Pass through a conical strainer and store in the fridge.
Beef Guinness and Mushroom stew/pie
1 1/2 lb Diced stewing beef
2 large carrots (peeled and roughly chopped)
5 sticks of celery (peeled and roughly chopped)
2 tablespoons tomato puree
1 pint of guinness
1/4 pint of beef stock
salt and pepper
Season the beef with salt and pepper. Preheat a thick bottomed saucepan with oil and add the beef. Fry the meat in stages to have the meat a golden brown color put the meat in a colander and allow the excess fat and blood to drain off. Add the onion and fry for one minute then add the carrots, celery and mushroom and fry for a further 4 minutes. Add the meat and tomato puree and fry for another minute. Add the guinness and stock and bring to the boil. Season with salt and pepper and simmer for 2 hours until the meat is tender. The sauce should be nice and thick and tasty. The stew can be eaten with a nice mash or it can be cooled and stored in the fridge (where the flavour will intensify).

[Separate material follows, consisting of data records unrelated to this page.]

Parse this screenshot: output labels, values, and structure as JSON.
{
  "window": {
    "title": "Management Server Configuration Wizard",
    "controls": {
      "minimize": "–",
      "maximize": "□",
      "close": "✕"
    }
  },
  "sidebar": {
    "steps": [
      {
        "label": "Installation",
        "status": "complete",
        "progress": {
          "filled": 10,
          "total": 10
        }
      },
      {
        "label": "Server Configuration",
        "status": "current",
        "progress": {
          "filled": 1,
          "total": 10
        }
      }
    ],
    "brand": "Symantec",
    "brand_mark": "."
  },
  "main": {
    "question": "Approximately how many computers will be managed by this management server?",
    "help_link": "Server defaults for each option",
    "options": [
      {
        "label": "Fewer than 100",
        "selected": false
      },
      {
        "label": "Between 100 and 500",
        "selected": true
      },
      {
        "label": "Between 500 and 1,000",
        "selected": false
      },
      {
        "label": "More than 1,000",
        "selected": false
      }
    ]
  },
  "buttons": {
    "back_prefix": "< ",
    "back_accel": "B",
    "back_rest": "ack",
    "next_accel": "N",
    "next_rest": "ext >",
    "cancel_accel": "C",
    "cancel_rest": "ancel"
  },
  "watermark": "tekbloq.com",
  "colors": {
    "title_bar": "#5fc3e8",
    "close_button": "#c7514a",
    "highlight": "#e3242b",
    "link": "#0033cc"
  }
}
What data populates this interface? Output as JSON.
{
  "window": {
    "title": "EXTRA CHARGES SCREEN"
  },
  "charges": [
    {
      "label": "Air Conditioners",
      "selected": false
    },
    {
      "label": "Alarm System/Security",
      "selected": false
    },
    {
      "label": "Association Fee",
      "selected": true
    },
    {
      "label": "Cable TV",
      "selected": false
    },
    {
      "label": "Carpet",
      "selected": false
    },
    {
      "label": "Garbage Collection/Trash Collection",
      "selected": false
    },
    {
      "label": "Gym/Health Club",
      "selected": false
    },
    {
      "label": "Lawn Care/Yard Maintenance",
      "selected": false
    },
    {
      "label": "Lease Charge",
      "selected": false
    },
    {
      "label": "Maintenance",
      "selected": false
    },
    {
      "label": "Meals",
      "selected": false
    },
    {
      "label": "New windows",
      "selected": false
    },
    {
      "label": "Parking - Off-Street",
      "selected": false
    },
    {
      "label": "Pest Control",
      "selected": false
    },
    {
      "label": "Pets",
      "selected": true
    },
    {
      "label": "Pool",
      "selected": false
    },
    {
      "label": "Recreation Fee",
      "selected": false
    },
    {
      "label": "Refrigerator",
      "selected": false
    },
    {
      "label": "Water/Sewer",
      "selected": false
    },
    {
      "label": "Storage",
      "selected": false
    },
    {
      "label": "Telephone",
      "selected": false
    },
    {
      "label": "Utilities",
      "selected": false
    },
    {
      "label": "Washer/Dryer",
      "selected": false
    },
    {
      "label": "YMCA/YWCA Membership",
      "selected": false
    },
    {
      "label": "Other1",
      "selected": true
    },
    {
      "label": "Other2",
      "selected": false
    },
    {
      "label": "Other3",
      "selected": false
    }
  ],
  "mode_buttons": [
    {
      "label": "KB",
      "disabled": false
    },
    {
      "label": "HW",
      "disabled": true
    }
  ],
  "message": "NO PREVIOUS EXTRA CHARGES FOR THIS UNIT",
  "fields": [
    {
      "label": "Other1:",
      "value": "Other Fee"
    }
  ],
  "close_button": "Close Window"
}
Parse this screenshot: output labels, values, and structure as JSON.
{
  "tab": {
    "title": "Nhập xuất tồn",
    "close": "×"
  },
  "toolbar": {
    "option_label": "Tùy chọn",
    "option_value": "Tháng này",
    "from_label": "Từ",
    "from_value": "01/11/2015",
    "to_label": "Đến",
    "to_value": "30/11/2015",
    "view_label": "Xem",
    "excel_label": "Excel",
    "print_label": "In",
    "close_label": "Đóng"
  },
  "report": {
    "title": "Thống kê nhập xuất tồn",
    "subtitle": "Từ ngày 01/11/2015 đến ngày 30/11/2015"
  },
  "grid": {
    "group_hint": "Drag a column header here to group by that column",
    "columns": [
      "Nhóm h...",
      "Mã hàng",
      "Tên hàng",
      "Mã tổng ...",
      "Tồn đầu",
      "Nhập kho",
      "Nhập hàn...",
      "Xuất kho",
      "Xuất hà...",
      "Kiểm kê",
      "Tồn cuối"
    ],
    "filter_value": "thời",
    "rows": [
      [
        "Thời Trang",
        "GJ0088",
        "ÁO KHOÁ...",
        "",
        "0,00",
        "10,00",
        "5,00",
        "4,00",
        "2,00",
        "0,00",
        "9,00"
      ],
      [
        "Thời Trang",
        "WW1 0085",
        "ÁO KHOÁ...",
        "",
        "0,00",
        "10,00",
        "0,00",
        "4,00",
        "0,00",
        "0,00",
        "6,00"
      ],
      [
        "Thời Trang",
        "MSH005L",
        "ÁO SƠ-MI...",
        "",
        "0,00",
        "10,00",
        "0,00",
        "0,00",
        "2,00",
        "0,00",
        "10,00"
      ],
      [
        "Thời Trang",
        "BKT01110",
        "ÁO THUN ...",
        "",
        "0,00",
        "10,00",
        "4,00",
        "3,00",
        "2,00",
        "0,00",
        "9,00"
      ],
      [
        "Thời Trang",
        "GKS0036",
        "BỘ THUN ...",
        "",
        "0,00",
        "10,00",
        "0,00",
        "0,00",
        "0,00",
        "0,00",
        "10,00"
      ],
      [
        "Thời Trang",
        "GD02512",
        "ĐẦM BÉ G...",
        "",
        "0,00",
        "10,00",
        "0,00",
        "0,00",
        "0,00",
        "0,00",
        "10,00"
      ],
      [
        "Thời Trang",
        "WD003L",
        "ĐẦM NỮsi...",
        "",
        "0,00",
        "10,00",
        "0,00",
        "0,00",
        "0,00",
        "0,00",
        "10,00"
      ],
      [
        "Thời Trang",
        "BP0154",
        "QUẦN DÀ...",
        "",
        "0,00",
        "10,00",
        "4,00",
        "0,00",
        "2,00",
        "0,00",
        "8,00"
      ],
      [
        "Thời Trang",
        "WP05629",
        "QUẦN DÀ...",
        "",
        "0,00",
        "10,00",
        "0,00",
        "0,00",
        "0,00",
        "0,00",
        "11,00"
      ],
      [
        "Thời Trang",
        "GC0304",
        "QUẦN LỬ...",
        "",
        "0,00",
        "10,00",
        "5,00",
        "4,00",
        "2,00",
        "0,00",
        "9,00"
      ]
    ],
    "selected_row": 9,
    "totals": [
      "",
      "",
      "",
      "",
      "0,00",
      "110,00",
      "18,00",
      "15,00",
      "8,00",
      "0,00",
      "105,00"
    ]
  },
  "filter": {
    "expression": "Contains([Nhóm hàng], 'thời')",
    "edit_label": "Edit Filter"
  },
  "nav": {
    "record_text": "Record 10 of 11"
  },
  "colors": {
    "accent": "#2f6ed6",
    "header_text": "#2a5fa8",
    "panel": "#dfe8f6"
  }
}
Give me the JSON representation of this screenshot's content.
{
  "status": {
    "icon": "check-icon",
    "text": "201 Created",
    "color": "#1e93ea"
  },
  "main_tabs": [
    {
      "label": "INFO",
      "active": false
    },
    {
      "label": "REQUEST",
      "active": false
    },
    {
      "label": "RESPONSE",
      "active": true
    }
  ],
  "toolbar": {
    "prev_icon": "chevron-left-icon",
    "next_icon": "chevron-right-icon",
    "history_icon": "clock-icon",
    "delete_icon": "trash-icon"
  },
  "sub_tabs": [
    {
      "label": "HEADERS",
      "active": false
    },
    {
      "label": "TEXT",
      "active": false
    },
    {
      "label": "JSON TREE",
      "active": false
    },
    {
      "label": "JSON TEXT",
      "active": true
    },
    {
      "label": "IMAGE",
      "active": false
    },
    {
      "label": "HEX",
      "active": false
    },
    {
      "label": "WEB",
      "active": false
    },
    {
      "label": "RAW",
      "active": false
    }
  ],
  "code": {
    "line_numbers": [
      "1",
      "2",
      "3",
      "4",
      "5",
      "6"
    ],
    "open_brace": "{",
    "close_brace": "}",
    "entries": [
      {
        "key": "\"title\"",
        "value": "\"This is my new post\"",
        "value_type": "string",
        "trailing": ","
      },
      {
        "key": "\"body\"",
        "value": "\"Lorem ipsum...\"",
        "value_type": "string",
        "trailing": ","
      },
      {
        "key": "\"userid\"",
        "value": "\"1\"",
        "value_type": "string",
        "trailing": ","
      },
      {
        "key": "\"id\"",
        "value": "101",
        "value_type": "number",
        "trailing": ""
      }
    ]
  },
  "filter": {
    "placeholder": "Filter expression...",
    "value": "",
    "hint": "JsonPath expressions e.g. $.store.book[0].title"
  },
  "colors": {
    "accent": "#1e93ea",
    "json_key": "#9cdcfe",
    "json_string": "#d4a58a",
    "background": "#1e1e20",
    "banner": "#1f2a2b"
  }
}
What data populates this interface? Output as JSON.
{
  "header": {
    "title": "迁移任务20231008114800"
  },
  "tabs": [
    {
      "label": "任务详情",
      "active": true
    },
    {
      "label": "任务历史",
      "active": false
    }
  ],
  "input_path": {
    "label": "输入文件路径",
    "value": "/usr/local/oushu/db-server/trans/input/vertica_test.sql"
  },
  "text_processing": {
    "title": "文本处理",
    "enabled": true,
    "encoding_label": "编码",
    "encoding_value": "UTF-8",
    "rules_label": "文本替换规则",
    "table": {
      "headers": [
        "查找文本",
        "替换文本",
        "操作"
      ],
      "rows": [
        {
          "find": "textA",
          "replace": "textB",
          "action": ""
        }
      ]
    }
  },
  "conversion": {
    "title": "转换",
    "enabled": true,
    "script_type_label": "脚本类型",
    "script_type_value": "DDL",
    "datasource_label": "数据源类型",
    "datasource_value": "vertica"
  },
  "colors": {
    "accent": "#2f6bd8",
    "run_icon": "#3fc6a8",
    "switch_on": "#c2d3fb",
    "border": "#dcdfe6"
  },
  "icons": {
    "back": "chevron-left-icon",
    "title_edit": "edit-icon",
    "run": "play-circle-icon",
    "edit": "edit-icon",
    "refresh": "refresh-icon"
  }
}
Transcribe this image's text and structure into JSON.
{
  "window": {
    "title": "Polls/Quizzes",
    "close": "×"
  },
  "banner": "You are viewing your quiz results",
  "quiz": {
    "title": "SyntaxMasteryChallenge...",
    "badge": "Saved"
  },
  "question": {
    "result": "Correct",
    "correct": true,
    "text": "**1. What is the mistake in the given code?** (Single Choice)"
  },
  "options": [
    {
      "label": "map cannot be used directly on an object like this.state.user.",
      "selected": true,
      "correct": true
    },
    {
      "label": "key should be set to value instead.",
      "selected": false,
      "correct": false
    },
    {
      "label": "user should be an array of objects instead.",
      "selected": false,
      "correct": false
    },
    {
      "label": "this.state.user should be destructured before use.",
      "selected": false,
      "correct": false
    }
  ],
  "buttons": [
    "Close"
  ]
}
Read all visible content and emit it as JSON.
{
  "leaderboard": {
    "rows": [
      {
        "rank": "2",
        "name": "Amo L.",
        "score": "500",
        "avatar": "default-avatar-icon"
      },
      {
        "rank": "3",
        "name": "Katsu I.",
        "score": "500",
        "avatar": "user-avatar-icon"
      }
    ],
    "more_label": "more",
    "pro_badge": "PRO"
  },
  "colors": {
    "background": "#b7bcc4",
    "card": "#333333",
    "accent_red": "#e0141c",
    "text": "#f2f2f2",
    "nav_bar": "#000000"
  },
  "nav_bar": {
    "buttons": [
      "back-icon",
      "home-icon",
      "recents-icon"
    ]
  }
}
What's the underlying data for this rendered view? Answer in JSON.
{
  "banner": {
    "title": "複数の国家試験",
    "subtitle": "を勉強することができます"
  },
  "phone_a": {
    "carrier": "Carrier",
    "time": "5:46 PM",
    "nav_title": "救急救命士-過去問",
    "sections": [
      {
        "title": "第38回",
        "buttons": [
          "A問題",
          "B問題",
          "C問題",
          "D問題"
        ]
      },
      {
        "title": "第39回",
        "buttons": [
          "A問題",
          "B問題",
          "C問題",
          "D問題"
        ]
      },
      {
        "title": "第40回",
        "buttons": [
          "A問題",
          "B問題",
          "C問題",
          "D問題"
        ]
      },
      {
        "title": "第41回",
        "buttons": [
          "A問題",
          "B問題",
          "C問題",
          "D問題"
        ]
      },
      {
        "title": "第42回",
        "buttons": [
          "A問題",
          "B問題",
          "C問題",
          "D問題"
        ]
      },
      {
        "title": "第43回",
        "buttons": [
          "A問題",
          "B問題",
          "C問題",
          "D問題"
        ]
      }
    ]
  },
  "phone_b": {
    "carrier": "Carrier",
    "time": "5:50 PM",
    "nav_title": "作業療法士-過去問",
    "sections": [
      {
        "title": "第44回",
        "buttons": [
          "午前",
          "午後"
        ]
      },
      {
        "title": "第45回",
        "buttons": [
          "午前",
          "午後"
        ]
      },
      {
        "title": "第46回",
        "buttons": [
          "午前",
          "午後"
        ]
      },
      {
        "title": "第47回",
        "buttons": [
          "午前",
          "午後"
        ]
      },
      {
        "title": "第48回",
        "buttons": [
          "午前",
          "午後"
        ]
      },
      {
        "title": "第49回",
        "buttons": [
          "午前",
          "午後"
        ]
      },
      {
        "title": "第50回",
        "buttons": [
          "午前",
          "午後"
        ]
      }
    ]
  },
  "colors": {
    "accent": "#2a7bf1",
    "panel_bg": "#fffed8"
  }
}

To make the pies, preheat the oven 190 degrees C, Gas mark 5. Put the meat filling into a baking dish or you can make individual pies which I like to make. Any high sided round ovenproof dishes are fine. Brush the rims of your dish with beaten egg. Place the pastry circles on top of the dish and press the excess pastry onto the dish, lightly score the top of the pastry and brush with the beaten egg and bake in the preheated oven for 40 minutes.
Linguini with Prawns, Garlic and Herbs
A simple Italian dish. Most of the trawlers around Ireland would be bringing home fresh prawn at this time of year. Use spaghetti if you don't have linguini.
12 oz Peeled prawn
19 oz Butter
3 oz Onion (diced)
4 oz White wine
2 fl oz Cream
4 fl oz 4 cloves of garlic peeled and crushed 2 tbsp chopped chives, parsley and dill
Method: Fill a large saucepan with water, add some salt and olive oil. Bring to the boil and add the pasta and cook for approx. 10 to 12 min. Meanwhile,melt the butter in a thick bottomed frying pan.Add the onion and garlic and cook until the onions are softened. Add the prawns cook for a minute then add the wine and reduce by half, then add in the herbs and cream and reduce until it thickens slightly. Drain the now cooked linguini and add the prawn mixture to the pasta, stir and serve immediately.
Quick option: If you don't have time to make a cream sauce , a favourite of mine was to cook and peel the prawns, and dice some onion. Fry the onion in a good dollop of butter, add the prawns and cook for 3 to 4 minutes and enjoy with some fresh brown bread.